» What you need to do:
Identify all lines of the data containing the string "description" and copy them.

───── Raw data ─────

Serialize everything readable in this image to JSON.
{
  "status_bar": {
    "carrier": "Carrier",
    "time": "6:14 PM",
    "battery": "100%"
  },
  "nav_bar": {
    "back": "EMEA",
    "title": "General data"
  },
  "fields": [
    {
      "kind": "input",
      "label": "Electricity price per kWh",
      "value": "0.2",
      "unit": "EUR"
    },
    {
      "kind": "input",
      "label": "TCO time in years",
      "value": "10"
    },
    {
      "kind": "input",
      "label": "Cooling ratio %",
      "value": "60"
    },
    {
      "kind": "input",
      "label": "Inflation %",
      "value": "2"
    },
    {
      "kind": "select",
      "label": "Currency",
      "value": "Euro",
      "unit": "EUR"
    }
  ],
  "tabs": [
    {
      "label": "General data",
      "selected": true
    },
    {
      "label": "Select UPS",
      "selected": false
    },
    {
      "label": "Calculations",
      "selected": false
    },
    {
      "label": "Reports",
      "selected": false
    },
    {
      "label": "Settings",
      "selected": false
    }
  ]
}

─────
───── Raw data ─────

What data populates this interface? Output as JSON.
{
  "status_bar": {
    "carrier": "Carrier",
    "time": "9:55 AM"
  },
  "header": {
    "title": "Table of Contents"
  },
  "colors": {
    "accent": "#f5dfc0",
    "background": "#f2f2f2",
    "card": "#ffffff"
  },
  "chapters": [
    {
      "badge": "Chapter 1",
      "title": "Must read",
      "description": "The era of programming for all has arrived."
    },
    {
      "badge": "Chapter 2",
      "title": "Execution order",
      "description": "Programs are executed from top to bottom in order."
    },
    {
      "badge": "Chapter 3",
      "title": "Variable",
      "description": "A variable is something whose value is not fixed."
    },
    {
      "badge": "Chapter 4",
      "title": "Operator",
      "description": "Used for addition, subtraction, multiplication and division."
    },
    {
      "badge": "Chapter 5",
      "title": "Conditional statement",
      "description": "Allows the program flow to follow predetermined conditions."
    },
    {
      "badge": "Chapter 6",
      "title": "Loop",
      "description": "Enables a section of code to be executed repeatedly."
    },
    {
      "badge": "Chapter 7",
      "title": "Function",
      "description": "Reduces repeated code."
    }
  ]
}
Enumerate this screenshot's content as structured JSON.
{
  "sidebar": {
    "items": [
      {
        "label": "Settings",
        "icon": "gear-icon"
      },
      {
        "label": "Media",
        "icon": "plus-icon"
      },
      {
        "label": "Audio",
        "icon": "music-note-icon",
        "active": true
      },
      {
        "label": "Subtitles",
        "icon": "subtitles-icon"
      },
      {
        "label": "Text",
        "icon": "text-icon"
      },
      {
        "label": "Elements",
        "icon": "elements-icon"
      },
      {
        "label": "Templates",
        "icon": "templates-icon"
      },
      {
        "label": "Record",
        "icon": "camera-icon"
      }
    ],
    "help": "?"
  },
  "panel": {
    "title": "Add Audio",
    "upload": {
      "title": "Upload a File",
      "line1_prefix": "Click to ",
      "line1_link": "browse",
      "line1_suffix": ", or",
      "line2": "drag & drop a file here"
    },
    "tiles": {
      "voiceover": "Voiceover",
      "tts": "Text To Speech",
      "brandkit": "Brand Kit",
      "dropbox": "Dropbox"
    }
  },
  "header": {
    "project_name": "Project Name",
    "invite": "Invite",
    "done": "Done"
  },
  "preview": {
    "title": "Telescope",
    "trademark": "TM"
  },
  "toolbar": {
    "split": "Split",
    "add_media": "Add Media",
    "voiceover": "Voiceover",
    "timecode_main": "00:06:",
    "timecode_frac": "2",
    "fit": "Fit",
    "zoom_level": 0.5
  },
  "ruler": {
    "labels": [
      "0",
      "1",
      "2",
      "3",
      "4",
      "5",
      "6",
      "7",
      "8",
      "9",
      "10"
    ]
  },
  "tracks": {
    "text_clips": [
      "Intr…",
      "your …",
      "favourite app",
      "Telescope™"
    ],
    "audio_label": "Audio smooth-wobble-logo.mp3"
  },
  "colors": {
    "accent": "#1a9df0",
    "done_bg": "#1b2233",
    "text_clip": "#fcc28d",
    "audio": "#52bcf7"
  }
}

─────
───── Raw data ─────

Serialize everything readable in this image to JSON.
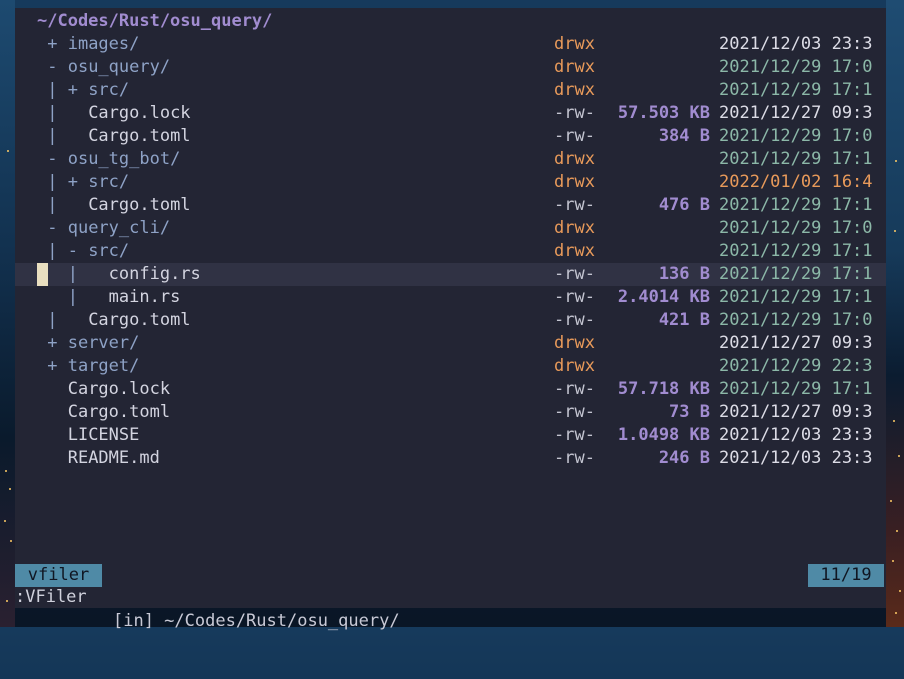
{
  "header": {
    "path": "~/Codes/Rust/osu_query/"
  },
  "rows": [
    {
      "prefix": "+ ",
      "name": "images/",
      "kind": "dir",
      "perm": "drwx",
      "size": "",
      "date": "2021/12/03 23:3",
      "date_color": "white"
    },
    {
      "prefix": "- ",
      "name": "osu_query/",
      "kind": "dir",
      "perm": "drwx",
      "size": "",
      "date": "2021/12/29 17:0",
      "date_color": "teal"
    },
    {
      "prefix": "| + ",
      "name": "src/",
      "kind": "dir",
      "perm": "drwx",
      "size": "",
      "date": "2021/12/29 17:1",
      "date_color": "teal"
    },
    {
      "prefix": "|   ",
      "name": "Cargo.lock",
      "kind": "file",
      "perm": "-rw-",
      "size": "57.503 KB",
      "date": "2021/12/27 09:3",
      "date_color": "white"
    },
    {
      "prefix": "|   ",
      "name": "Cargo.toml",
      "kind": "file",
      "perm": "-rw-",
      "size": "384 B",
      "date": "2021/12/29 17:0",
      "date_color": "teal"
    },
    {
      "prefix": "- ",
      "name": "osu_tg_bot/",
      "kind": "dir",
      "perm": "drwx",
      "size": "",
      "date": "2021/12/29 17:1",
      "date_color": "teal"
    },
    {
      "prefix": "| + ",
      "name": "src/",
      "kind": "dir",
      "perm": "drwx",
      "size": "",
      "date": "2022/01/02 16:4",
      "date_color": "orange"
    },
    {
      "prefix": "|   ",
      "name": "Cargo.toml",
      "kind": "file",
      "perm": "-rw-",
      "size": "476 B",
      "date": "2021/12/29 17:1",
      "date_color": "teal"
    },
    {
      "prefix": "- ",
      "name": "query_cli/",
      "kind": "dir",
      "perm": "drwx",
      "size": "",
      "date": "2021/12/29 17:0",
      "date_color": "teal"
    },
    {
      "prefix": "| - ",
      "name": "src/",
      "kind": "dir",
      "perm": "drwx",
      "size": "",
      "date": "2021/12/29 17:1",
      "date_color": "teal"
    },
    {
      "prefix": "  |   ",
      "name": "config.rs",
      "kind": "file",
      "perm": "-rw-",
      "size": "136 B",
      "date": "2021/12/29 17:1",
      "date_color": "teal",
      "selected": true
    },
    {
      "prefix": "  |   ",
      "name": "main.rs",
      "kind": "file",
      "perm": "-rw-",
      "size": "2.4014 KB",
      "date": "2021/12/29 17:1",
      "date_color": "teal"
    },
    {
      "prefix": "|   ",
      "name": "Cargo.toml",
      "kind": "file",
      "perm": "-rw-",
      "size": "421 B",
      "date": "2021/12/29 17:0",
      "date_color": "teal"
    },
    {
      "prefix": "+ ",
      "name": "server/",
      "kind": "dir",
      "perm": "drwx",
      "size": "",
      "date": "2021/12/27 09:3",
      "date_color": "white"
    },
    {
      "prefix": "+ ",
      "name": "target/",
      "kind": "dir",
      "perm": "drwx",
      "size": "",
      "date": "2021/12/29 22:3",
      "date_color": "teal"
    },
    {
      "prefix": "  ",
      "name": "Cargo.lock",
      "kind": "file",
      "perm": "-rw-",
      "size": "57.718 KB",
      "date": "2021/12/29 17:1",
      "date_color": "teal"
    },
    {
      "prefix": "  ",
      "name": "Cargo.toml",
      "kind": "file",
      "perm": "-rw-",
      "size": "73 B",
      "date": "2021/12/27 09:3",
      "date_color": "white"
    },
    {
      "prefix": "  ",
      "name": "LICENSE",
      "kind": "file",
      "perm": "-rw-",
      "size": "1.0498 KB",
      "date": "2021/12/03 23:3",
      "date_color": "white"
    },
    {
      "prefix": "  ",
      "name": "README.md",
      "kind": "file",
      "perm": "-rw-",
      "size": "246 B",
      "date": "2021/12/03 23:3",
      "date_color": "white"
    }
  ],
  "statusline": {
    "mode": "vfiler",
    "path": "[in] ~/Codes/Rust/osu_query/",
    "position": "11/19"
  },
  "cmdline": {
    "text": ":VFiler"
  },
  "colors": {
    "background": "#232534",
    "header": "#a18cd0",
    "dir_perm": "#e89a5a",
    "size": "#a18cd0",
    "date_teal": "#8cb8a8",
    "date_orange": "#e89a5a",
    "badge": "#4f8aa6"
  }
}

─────

» Answer for the task:
      "description": "The era of programming for all has arrived."
      "description": "Programs are executed from top to bottom in order."
      "description": "A variable is something whose value is not fixed."
      "description": "Used for addition, subtraction, multiplication and division."
      "description": "Allows the program flow to follow predetermined conditions."
      "description": "Enables a section of code to be executed repeatedly."
      "description": "Reduces repeated code."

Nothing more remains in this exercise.